**** PROVIDED DATA ****
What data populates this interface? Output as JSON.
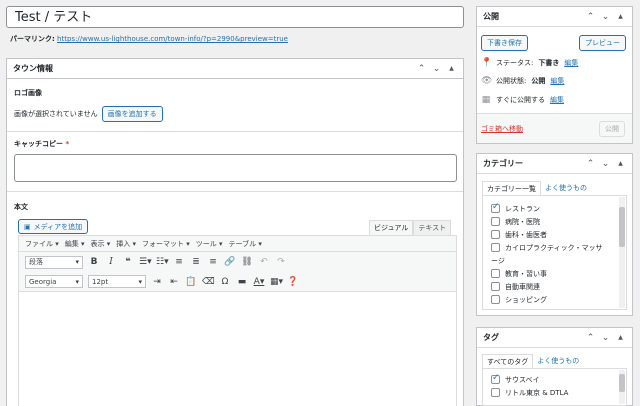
{
  "title_input": {
    "value": "Test / テスト"
  },
  "permalink": {
    "label": "パーマリンク:",
    "url": "https://www.us-lighthouse.com/town-info/?p=2990&preview=true"
  },
  "town_box": {
    "title": "タウン情報",
    "logo": {
      "label": "ロゴ画像",
      "none_text": "画像が選択されていません",
      "add_button": "画像を追加する"
    },
    "catch": {
      "label": "キャッチコピー",
      "required_mark": "*"
    },
    "body": {
      "label": "本文",
      "media_button": "メディアを追加",
      "tab_visual": "ビジュアル",
      "tab_text": "テキスト",
      "menus": [
        "ファイル",
        "編集",
        "表示",
        "挿入",
        "フォーマット",
        "ツール",
        "テーブル"
      ],
      "format_select": "段落",
      "font_select": "Georgia",
      "size_select": "12pt"
    }
  },
  "publish_box": {
    "title": "公開",
    "save_draft": "下書き保存",
    "preview": "プレビュー",
    "status_label": "ステータス:",
    "status_value": "下書き",
    "visibility_label": "公開状態:",
    "visibility_value": "公開",
    "schedule_text": "すぐに公開する",
    "edit": "編集",
    "trash": "ゴミ箱へ移動",
    "publish": "公開"
  },
  "category_box": {
    "title": "カテゴリー",
    "tab_all": "カテゴリー一覧",
    "tab_popular": "よく使うもの",
    "items": [
      {
        "label": "レストラン",
        "checked": true
      },
      {
        "label": "病院・医院",
        "checked": false
      },
      {
        "label": "歯科・歯医者",
        "checked": false
      },
      {
        "label": "カイロプラクティック・マッサ",
        "checked": false
      },
      {
        "label": "ージ",
        "checked": false,
        "cont": true
      },
      {
        "label": "教育・習い事",
        "checked": false
      },
      {
        "label": "自動車関連",
        "checked": false
      },
      {
        "label": "ショッピング",
        "checked": false
      }
    ]
  },
  "tag_box": {
    "title": "タグ",
    "tab_all": "すべてのタグ",
    "tab_popular": "よく使うもの",
    "items": [
      {
        "label": "サウスベイ",
        "checked": true
      },
      {
        "label": "リトル東京 & DTLA",
        "checked": false
      }
    ]
  }
}
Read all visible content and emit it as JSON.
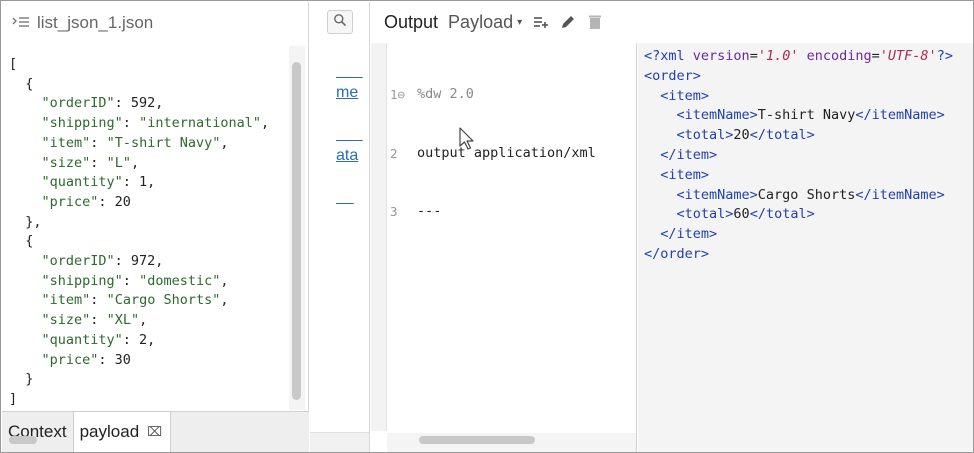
{
  "left_panel": {
    "file_name": "list_json_1.json",
    "file_icon": "json-file-icon",
    "code_lines": [
      "[",
      "  {",
      "    \"orderID\": 592,",
      "    \"shipping\": \"international\",",
      "    \"item\": \"T-shirt Navy\",",
      "    \"size\": \"L\",",
      "    \"quantity\": 1,",
      "    \"price\": 20",
      "  },",
      "  {",
      "    \"orderID\": 972,",
      "    \"shipping\": \"domestic\",",
      "    \"item\": \"Cargo Shorts\",",
      "    \"size\": \"XL\",",
      "    \"quantity\": 2,",
      "    \"price\": 30",
      "  }",
      "]"
    ],
    "tabs": [
      {
        "label": "Context"
      },
      {
        "label": "payload",
        "close_glyph": "⌧"
      }
    ]
  },
  "middle": {
    "search_icon": "search-icon",
    "links": [
      "me",
      "ata"
    ]
  },
  "transform_header": {
    "output_label": "Output",
    "payload_label": "Payload",
    "caret": "▾",
    "icons": [
      "add-target-icon",
      "edit-pencil-icon",
      "delete-trash-icon"
    ]
  },
  "script": {
    "line_numbers": [
      "1⊖",
      "2",
      "3"
    ],
    "lines": [
      "%dw 2.0",
      "output application/xml",
      "---"
    ]
  },
  "output": {
    "xml_lines": [
      "<?xml version='1.0' encoding='UTF-8'?>",
      "<order>",
      "  <item>",
      "    <itemName>T-shirt Navy</itemName>",
      "    <total>20</total>",
      "  </item>",
      "  <item>",
      "    <itemName>Cargo Shorts</itemName>",
      "    <total>60</total>",
      "  </item>",
      "</order>"
    ]
  },
  "colors": {
    "json_string": "#2b6b2b",
    "xml_tag": "#1f3fb3",
    "xml_attr": "#6a2aa0",
    "xml_value": "#b0285a",
    "link": "#2a6db0"
  }
}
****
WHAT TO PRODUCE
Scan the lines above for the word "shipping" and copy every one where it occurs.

WRITTEN ANSWER
      "    \"shipping\": \"international\",",
      "    \"shipping\": \"domestic\",",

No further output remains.